Source: Library of Congress, Lloyd's official map of the state of Virginia from actual surveys by order of the Executive 1828 & 1859
In the 1880's, population centers such as Harrisonburg and Staunton were located along the original Great Valley Road west of Massanutten Mountain (now Route 11/I-81). However, the Norfolk and Western Railroad calculated it could bypass population centers and make a greater profit from shipping iron. Today, the Norfolk and Southern Railroad is still moving trains east of Massanutten Mountain. On the west side of the mountain (along I-81), traffic is no longer sufficient to keep trains operating; there is no rail service now between Edinburg and Mount Jackson.
the Norfolk and Western line built east of Massanutten Mountain in 1881 is still operating, while the older rail connection on the west side is now fragmented (with no rail service between Edinburg-Mount Jackson)
Source: Department of Rail and Public Transportation, State Rail Map
The Tredegar Iron Works in Richmond was Virginia's largest iron manufacturing facility, processing Virginia-made pig iron floated down the James River or imported from northern states. The operation started in 1837, and relied upon waterpower from the James River and Kanawha Canal to provide the energy to cut and bend metal.
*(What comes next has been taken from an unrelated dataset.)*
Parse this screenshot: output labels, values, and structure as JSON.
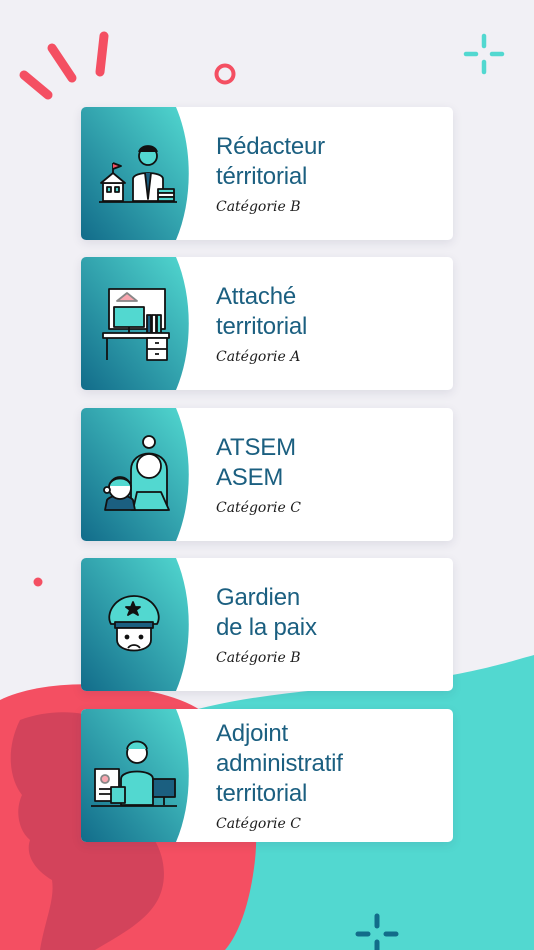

The operation manufactured a wide range of industrial and consumer products, including locomotives.
Tredegar Iron Works made the iron plates for the CSS Virginia in Civil War, as well as cannon. The facilities were not destroyed in the Richmond fire in 1865, but operations faded after the Civil War when northern manufacturers shifted to steel production and finally ended in 1952. Today, the remaining buildings at the once-busy industrial site are historical visitor centers and museums that interpret the Civil War.
Tredegar Iron Works used waterpower provided from the James River and Kanawha Canal
Source: ESRI, ArcGIS Online
Tredegar Iron Works survived the fire that burned much of downtown Richmond at the end of the Civil War, but not the later competition from more-efficient operations
Source: Library of Congress, View of the Tredegar Iron Works